Belize has very little in the way of mineral or other industrial resources and
has consequently pushed the development of its eco-tourism very heavily in recent years.
As a result, its commitment to wildlife and resource conservation is of an impressively
and more than 40% of the country is under one form or another of
legal or private protection. Funding for such protection is contributed to by the PACT
(Protected Areas Conservation Trust) Tax of US$7-50 payable by all
visitors on departure from Belize by land, sea or air.

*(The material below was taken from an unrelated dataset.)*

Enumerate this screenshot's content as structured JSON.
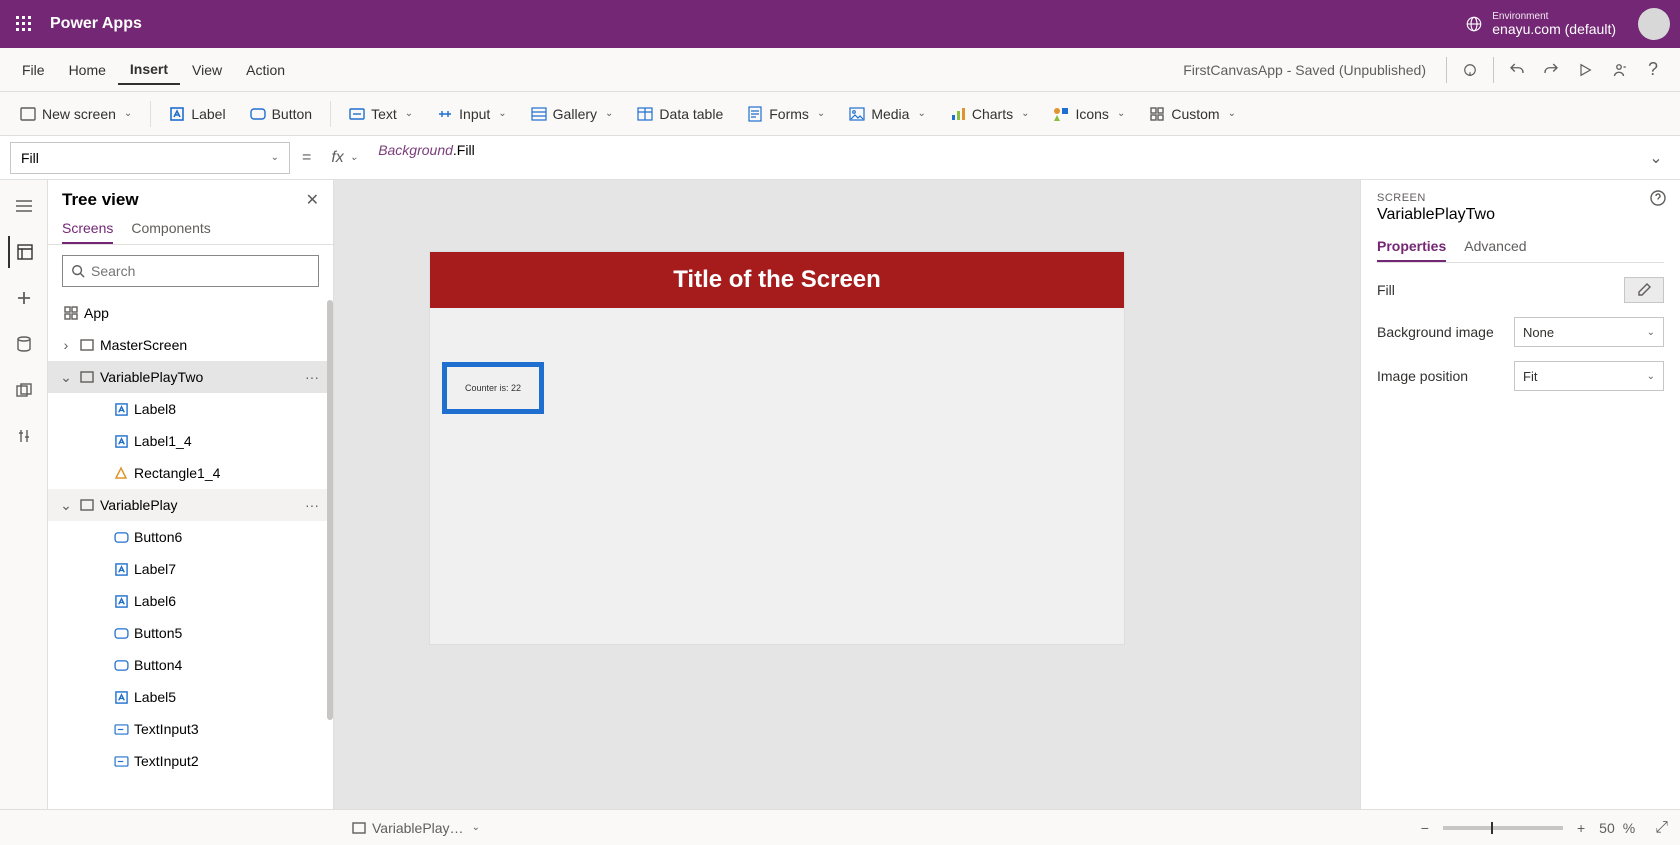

Researchers such as myself who wish to collect wildlife specimens, even on private land, are only permitted to do so for scientific purposes and must apply well in advance to the Conservation Division of the Forestry Department (Ministry of Natural Resources) for a collecting permit, specifying what is to be collected and where. The address to apply to is: The Director, Conservation Division, Forest Department, Forest Drive, Belmopan, Belize, Central America. Tel.: +501 (0)8-22079. Fax.: +501 (0)8-22083. e-mail: firstname.lastname@example.org. Written permission must also be given by landowners where collecting is done and such permission must be shown to the conservation division before an export permit will be issued. If a collecting permit is authorised the researcher must pay a fee of US$100-00 for its issue. Export of all specimens is further governed by issue of export permits by the same agency. The latter are free but must itemise all specimens exported by number and name (where known). Collecting in certain totally protected areas - such as the Bladen Nature Reserve - and export of certain protected species is totally prohibited.
Belize is home to numerous conservation and wildlife organisations, of which a few of the larger ones include:
Programme For Belize
Belize Audubon Society
Wildlife Conservation Society
Protected Areas Conservation Trust (PACT)